What is expected ▸ Make an exact copy of every entry.

Input data ▸
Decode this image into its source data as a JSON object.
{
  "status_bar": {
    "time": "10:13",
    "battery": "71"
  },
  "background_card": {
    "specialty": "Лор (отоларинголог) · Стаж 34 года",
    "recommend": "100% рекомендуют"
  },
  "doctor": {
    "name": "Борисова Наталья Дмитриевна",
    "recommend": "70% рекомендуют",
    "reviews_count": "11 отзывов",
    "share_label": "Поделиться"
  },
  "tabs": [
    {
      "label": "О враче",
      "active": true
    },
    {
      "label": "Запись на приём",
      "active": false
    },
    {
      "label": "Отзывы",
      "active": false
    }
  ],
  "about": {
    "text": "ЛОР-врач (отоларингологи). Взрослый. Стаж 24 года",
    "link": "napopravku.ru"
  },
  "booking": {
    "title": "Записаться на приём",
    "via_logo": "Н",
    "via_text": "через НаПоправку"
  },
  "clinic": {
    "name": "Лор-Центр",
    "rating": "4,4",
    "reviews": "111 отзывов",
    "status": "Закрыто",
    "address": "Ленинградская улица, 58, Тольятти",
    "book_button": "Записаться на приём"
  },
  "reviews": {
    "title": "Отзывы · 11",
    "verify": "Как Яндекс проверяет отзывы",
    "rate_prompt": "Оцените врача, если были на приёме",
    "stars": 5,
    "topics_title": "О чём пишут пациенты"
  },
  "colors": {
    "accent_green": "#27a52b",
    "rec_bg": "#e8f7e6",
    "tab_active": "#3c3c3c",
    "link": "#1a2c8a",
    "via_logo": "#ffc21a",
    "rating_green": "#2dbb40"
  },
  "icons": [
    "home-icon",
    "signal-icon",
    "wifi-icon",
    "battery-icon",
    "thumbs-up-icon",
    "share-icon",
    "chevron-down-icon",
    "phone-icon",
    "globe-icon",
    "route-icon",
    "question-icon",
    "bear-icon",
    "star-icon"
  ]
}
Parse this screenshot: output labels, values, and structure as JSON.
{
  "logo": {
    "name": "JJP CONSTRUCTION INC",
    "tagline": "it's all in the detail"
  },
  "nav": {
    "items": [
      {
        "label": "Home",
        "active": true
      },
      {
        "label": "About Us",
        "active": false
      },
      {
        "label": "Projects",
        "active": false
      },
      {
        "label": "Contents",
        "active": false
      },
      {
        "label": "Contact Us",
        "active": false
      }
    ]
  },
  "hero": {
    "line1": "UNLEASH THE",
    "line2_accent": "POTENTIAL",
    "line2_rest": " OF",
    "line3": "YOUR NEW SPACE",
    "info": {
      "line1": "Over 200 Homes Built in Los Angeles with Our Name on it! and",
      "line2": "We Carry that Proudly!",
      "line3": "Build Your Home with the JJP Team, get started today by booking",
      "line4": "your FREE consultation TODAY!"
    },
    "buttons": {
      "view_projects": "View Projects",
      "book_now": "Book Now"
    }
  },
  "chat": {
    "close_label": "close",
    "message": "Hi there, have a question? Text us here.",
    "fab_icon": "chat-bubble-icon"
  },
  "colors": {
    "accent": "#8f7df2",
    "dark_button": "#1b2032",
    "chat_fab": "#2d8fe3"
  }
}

Result ▸
Decode this image into its source data as a JSON object.
{
  "status_bar": {
    "time": "10:13",
    "battery": "71"
  },
  "background_card": {
    "specialty": "Лор (отоларинголог) · Стаж 34 года",
    "recommend": "100% рекомендуют"
  },
  "doctor": {
    "name": "Борисова Наталья Дмитриевна",
    "recommend": "70% рекомендуют",
    "reviews_count": "11 отзывов",
    "share_label": "Поделиться"
  },
  "tabs": [
    {
      "label": "О враче",
      "active": true
    },
    {
      "label": "Запись на приём",
      "active": false
    },
    {
      "label": "Отзывы",
      "active": false
    }
  ],
  "about": {
    "text": "ЛОР-врач (отоларингологи). Взрослый. Стаж 24 года",
    "link": "napopravku.ru"
  },
  "booking": {
    "title": "Записаться на приём",
    "via_logo": "Н",
    "via_text": "через НаПоправку"
  },
  "clinic": {
    "name": "Лор-Центр",
    "rating": "4,4",
    "reviews": "111 отзывов",
    "status": "Закрыто",
    "address": "Ленинградская улица, 58, Тольятти",
    "book_button": "Записаться на приём"
  },
  "reviews": {
    "title": "Отзывы · 11",
    "verify": "Как Яндекс проверяет отзывы",
    "rate_prompt": "Оцените врача, если были на приёме",
    "stars": 5,
    "topics_title": "О чём пишут пациенты"
  },
  "colors": {
    "accent_green": "#27a52b",
    "rec_bg": "#e8f7e6",
    "tab_active": "#3c3c3c",
    "link": "#1a2c8a",
    "via_logo": "#ffc21a",
    "rating_green": "#2dbb40"
  },
  "icons": [
    "home-icon",
    "signal-icon",
    "wifi-icon",
    "battery-icon",
    "thumbs-up-icon",
    "share-icon",
    "chevron-down-icon",
    "phone-icon",
    "globe-icon",
    "route-icon",
    "question-icon",
    "bear-icon",
    "star-icon"
  ]
}
Parse this screenshot: output labels, values, and structure as JSON.
{
  "logo": {
    "name": "JJP CONSTRUCTION INC",
    "tagline": "it's all in the detail"
  },
  "nav": {
    "items": [
      {
        "label": "Home",
        "active": true
      },
      {
        "label": "About Us",
        "active": false
      },
      {
        "label": "Projects",
        "active": false
      },
      {
        "label": "Contents",
        "active": false
      },
      {
        "label": "Contact Us",
        "active": false
      }
    ]
  },
  "hero": {
    "line1": "UNLEASH THE",
    "line2_accent": "POTENTIAL",
    "line2_rest": " OF",
    "line3": "YOUR NEW SPACE",
    "info": {
      "line1": "Over 200 Homes Built in Los Angeles with Our Name on it! and",
      "line2": "We Carry that Proudly!",
      "line3": "Build Your Home with the JJP Team, get started today by booking",
      "line4": "your FREE consultation TODAY!"
    },
    "buttons": {
      "view_projects": "View Projects",
      "book_now": "Book Now"
    }
  },
  "chat": {
    "close_label": "close",
    "message": "Hi there, have a question? Text us here.",
    "fab_icon": "chat-bubble-icon"
  },
  "colors": {
    "accent": "#8f7df2",
    "dark_button": "#1b2032",
    "chat_fab": "#2d8fe3"
  }
}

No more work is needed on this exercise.